As a long-time North Londoner, I’ve heard the tales of the south – the bears, the cannibals, the tricksters of every sort lurking in the shadows. Looking across the river though, it all looks rather civilised, don’t you think?
I sat for a while enjoying the view and soaking in the realisation that I had just finished something pretty spectacular. I had FINALLY walked every street in the north of London. I can finally cross off every street. I know all of it. I have seen all of it. I have met its good and bad, its best and worst.
I did it.
When I decided to get moving and finish the day, I made my way to the bridge where I came across one of these signs and got really emotional.
At the beginning of my walks, these egged me to go on, motivating me with the idea that at one point I will have done it all. Now that I am actually near the end they are a bit too nostalgic. I get a little choked up every time.
I don’t know what might happen when I see one of these signs on my last walk. Things might get a little embarrassing. Oh well. Everyone needs to get snotty and teary eyed in public now and then, right?
Everyone needs to squeak with joy in public too. That’s what happened to me as I crossed the bridge for those last few steps of this walk.
I realised I was was about to begin an adventure in a place I have absolutely no idea about. In four years in London, I have been to the Southbank (a gazillion times), the Imperial War museum, and the Southwark/London Bridge area.
That’s it. The total of my southern exposure, as it were.
I have no idea what is over there.
And I can’t wait to find out.
See you next time!
19 days until the Congestion Zone Ends Party! Follow on Twitter for more updates.
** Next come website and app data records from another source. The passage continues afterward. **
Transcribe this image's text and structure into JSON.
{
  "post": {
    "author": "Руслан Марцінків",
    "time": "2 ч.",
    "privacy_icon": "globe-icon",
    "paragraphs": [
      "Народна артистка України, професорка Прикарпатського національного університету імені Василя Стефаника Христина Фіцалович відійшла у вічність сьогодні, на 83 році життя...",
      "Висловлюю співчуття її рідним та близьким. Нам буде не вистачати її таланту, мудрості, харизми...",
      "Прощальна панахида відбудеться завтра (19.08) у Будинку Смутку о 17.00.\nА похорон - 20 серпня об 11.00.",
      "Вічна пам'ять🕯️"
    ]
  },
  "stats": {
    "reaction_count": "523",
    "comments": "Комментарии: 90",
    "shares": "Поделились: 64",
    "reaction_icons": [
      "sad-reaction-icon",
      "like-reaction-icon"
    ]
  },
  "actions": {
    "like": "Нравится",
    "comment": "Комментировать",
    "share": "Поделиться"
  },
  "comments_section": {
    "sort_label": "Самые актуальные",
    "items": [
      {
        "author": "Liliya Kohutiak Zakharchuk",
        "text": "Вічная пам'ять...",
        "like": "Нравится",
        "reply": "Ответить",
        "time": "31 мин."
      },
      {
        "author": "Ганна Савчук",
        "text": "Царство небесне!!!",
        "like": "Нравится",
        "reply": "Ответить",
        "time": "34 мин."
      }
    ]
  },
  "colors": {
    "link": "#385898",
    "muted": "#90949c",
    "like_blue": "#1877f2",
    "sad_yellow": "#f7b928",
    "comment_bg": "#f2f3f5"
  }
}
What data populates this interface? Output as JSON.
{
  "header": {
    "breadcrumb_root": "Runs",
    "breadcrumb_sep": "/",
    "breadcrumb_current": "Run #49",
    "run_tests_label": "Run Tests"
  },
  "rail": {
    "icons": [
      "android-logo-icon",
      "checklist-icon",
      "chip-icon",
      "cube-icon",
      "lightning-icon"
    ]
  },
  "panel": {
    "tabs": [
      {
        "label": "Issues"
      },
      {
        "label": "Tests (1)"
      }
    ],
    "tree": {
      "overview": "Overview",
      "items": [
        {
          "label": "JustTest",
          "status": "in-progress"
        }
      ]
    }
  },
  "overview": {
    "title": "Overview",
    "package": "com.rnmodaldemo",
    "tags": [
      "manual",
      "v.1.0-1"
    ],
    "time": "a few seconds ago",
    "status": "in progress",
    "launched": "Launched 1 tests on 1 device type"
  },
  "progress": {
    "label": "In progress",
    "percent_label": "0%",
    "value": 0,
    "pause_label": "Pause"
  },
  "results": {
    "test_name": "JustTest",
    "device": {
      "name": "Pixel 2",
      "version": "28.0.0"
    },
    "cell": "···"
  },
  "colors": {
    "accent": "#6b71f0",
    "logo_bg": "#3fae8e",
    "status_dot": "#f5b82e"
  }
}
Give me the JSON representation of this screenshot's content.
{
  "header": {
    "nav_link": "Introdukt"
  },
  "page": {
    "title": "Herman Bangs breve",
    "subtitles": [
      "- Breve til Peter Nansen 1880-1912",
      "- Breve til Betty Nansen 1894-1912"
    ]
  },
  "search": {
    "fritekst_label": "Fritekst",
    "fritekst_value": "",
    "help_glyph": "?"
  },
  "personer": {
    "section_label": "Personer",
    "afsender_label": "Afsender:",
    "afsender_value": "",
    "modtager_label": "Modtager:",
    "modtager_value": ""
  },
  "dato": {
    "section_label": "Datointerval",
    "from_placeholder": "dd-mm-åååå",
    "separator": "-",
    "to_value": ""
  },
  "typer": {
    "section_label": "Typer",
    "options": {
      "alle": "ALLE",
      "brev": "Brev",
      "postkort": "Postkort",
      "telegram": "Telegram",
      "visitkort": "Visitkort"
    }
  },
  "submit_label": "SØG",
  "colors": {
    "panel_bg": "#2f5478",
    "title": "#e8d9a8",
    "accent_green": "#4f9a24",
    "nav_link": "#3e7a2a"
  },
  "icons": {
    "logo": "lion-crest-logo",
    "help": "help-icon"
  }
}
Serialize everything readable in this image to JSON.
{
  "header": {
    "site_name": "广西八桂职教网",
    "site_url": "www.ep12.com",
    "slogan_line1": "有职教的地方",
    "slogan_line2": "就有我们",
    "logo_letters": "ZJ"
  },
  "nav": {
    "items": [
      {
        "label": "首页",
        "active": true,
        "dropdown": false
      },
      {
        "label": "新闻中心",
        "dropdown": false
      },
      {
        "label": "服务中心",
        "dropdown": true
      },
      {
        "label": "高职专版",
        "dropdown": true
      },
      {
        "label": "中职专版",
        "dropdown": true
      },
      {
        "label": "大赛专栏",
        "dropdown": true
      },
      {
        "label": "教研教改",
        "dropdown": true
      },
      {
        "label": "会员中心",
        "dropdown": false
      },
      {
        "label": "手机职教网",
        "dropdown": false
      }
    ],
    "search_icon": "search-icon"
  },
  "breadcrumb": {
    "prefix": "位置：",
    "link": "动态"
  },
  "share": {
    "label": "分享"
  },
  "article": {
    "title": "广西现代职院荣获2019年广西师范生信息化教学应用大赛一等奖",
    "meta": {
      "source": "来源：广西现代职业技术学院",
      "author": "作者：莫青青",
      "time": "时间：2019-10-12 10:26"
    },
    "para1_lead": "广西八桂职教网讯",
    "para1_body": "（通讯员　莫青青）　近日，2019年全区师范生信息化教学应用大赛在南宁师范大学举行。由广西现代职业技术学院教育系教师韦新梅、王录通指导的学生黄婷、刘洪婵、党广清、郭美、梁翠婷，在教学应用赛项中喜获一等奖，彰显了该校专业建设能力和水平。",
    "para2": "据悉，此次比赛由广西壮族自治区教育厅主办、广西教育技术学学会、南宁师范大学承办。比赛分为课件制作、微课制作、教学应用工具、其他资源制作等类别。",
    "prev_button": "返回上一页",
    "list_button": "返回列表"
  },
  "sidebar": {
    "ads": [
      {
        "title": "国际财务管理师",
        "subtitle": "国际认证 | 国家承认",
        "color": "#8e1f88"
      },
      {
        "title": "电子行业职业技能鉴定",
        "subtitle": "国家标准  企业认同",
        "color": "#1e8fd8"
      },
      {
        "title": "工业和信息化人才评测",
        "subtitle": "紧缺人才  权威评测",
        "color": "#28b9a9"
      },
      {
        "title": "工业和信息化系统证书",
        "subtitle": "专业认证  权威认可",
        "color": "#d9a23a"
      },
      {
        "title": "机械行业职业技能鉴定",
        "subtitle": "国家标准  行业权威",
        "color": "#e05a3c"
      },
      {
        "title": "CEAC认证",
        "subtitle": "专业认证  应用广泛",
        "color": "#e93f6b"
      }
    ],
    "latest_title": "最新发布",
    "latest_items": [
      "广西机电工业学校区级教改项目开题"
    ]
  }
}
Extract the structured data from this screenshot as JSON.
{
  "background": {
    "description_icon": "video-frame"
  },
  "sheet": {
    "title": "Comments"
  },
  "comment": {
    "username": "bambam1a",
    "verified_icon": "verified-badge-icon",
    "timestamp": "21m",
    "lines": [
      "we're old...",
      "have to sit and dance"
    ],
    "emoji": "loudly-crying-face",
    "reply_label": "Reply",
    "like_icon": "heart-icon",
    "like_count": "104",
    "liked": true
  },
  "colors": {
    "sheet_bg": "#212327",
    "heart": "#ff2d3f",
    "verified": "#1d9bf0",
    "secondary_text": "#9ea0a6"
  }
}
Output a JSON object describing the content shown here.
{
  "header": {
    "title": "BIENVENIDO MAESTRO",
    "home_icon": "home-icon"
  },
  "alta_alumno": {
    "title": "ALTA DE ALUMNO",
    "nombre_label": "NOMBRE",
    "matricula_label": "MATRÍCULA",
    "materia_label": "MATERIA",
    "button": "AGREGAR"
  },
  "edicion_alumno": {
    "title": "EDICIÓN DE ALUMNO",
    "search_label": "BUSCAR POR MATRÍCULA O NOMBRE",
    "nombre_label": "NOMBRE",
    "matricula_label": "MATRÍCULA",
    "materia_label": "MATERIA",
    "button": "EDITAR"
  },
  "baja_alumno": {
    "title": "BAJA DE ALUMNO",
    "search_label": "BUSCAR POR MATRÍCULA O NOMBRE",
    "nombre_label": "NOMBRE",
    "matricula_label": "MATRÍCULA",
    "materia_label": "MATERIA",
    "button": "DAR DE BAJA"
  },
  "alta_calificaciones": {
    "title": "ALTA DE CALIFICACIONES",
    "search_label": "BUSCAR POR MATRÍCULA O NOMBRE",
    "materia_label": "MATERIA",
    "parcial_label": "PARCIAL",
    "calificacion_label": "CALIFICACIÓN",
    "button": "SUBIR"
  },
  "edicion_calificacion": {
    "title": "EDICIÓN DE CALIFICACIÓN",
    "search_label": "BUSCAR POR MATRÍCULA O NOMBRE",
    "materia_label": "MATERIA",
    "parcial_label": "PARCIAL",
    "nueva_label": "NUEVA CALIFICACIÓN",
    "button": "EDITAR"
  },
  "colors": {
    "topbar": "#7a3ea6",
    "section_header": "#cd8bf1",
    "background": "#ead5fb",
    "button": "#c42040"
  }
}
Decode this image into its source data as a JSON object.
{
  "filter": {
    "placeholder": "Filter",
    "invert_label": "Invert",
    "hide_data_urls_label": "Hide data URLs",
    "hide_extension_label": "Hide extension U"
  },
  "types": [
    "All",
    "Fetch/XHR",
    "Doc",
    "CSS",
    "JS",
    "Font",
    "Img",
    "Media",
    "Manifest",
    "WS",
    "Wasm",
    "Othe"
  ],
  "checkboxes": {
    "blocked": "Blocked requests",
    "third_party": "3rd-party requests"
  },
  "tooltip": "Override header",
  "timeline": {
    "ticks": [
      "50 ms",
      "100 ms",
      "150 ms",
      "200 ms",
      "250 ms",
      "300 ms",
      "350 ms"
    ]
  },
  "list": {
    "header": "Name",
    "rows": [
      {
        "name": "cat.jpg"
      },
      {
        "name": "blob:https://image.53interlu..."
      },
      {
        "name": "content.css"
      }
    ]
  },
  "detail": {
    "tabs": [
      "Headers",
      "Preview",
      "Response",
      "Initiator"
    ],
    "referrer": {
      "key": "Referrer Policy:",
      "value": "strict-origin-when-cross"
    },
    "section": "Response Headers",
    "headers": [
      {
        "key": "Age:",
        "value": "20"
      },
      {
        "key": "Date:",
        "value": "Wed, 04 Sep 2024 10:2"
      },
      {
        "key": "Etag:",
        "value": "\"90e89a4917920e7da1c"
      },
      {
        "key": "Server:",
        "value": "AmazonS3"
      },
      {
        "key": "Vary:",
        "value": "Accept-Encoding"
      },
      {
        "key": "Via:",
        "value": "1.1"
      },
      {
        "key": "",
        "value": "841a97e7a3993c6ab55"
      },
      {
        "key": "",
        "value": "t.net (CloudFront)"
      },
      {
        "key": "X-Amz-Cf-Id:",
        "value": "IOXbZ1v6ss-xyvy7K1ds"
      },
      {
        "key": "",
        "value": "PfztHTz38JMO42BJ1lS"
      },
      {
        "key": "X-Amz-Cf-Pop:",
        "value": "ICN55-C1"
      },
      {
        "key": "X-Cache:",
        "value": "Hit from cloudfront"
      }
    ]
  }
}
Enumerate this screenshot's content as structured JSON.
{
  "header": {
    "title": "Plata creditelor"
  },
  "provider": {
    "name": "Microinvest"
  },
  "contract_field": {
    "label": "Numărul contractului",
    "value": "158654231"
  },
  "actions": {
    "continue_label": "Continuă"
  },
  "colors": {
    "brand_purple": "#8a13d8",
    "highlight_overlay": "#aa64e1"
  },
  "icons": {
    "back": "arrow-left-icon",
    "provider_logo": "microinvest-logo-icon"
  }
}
Quick update from the future: now that this project is finished, I’m off on another adventure! Keep in touch on my new blog at Three Miles an Hour. See you there!